Critics of HB 1557 say the bill could have far-reaching implications. The law requires districts to “adopt procedures for notifying a student’s parent if there is a change in the student’s services or monitoring related to the student’s mental, emotional, or physical health or well-being.” Some advocates fear this could lead to students being outed to their parents without them knowing and prevent LGBTQ2S+ students from speaking with school counsellors. 

Across the state, hundreds of students walked out in protest of the legislation earlier this month. Jack Petocz, a junior at Flagler Palm Coast High School and organizer of the statewide protests, was allegedly suspended for “violating student conduct.”

Workers at Disney, one of the largest employers in Florida, also walked out in protest of the bill after CEO Bob Chapek apologized to LGBTQ2S+ employees for not condemning HB 1557 when it was originally introduced. (The House of Mouse was also criticized for donating more than a quarter of a million dollars to backers of the bill.) On Monday, Disney released a statement saying the “goal as a company is for this law to be repealed by the legislature or struck down by the courts.”

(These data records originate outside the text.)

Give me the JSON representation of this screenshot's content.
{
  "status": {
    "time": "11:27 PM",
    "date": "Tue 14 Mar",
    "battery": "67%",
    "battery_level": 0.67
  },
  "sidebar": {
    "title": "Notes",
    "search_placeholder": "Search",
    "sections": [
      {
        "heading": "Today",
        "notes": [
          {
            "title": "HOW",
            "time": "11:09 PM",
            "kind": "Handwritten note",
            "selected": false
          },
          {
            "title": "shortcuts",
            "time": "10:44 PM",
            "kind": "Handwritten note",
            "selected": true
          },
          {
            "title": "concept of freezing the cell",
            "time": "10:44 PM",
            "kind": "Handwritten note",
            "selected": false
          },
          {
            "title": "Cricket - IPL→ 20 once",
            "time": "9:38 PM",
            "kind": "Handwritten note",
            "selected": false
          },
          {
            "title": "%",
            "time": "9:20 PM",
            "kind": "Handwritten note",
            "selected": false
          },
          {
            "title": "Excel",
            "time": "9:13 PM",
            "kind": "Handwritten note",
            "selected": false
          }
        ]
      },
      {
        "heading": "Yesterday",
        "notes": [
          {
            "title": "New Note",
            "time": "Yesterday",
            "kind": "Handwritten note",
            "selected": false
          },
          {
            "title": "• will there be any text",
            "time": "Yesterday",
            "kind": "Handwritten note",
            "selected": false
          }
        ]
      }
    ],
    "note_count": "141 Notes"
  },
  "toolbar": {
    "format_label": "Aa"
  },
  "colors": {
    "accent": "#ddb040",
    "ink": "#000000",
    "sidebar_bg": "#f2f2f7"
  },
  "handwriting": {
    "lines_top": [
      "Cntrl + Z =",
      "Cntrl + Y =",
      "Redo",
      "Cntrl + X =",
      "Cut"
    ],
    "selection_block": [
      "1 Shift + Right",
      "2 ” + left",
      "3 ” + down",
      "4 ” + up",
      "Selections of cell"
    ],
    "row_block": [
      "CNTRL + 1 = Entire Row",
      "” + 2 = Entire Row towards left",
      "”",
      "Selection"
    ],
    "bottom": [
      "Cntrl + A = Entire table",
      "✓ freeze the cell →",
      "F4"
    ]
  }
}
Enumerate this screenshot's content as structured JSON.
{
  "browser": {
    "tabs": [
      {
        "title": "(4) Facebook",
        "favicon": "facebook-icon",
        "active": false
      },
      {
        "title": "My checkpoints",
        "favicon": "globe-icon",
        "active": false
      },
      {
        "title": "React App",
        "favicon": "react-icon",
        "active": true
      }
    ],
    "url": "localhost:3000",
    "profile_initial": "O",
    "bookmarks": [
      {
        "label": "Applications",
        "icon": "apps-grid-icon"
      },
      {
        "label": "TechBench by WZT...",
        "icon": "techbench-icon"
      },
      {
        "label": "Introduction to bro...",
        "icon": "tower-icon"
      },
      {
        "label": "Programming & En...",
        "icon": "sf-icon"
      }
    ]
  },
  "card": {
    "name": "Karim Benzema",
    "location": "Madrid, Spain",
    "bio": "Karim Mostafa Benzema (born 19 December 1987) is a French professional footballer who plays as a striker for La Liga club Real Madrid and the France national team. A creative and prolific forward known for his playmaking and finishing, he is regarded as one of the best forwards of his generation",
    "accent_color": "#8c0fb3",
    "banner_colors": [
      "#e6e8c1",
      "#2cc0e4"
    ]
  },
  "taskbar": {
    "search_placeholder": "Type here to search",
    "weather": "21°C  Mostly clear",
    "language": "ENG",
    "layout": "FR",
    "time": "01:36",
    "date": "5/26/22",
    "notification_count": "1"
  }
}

LGBTQ2S+ and civil rights groups said they would also fight to ensure the law is overturned, although specific actions have yet to be announced. Nearly a dozen states have passed anti-LGBTQ2S+ laws limiting trans youth sports participation and access to medical care over the past year, which have been met with lawsuits by organizations like the American Civil Liberties Union (ACLU) and Lambda Legal.  

“Under this law, LGBTQ+ students and teachers are no longer allowed to be visible in their schools,” Amy Turkel, interim executive director of the ACLU of Florida, said in a statement. “Florida schools should be safe spaces for all students and teachers, not places where their very existence is rejected and erased. It is always appropriate to teach kids to be kind, generous, loving, and supportive; this is how we raise respectful and humane adults.”

Yvonne Marquez

Yvonne Marquez is an independent reporter based in Brooklyn. Her work has been featured in Texas Monthly, Texas ObserverAutostraddle, and Remezcla.

Keep Reading

Collage on purple of a person with a megaphone, protesters with placards and the outline of a Canadian map

Unions have a long history of fighting for trans rights. And they’re not giving up now

Labour unions are massive players in Canadian society. Which is why it matters that they’re engaged in the fight for trans rights—and have been for decades 

The free speech ‘debate’ is an impossible dumpster fire—and it’s getting worse

OPINION: So long as LGBTQ2S+ people keep undermining freedom of speech among ourselves, we will never be able to defend ourselves from homophobic and transphobic censorship
Three photos of Roz Kaveney at different ages

Roz Kaveney on a lifetime of fighting for trans rights

The writer, poet and anti-TERF activist reflects on half a century of fighting for trans rights

After 1 Million March, counter-protest organizers warn of what comes next

The organizers behind opposition to Wednesday’s anti-trans marches warn that Canada is headed down a “dangerous path”